[Dataset rows for apps and sites]
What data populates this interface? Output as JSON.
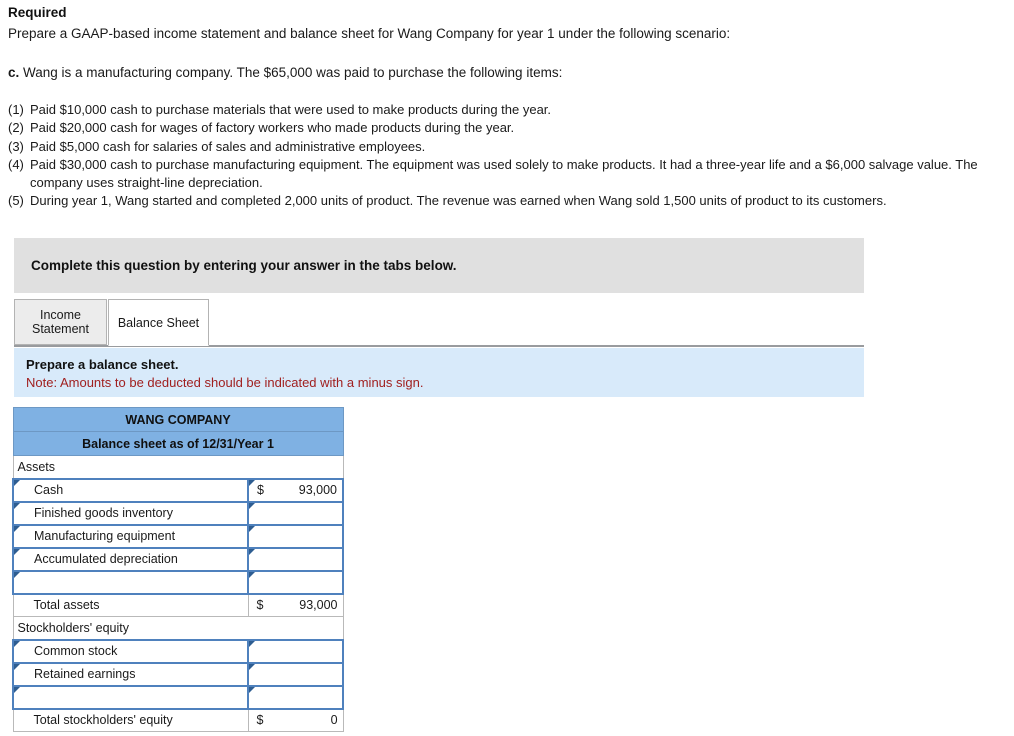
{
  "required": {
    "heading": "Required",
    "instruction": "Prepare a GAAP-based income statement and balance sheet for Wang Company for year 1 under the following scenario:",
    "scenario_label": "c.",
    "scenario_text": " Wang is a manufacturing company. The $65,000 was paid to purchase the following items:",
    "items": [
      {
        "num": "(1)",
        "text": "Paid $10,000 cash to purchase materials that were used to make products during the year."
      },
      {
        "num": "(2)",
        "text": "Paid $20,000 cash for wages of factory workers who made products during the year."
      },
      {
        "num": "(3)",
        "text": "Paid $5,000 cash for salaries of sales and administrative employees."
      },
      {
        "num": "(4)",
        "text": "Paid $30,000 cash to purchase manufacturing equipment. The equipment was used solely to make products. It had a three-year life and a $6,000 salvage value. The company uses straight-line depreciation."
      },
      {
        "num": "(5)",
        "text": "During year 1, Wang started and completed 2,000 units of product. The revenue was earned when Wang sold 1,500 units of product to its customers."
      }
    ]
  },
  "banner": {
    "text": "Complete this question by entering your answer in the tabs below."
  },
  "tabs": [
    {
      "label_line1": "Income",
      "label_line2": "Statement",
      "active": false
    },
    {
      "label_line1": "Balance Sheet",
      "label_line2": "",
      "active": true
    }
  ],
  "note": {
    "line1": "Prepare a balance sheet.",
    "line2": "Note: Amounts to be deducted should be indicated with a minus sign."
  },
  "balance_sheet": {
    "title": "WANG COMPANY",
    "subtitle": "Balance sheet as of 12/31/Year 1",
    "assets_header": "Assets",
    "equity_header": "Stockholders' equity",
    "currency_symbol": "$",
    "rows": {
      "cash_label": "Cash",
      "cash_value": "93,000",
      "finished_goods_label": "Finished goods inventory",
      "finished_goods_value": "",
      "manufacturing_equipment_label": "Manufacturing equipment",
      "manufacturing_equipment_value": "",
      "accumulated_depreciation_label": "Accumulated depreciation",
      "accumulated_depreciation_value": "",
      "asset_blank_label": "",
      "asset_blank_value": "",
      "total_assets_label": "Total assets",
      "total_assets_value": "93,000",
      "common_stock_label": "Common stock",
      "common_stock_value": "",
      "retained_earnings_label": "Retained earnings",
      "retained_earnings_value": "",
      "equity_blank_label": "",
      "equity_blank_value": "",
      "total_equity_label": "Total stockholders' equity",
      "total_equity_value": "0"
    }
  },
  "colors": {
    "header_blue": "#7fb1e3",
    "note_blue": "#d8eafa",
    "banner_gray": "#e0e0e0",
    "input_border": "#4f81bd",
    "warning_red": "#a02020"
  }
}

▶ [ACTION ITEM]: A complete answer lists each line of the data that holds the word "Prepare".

▶ [SOLUTION]:
    "instruction": "Prepare a GAAP-based income statement and balance sheet for Wang Company for year 1 under the following scenario:",
    "line1": "Prepare a balance sheet.",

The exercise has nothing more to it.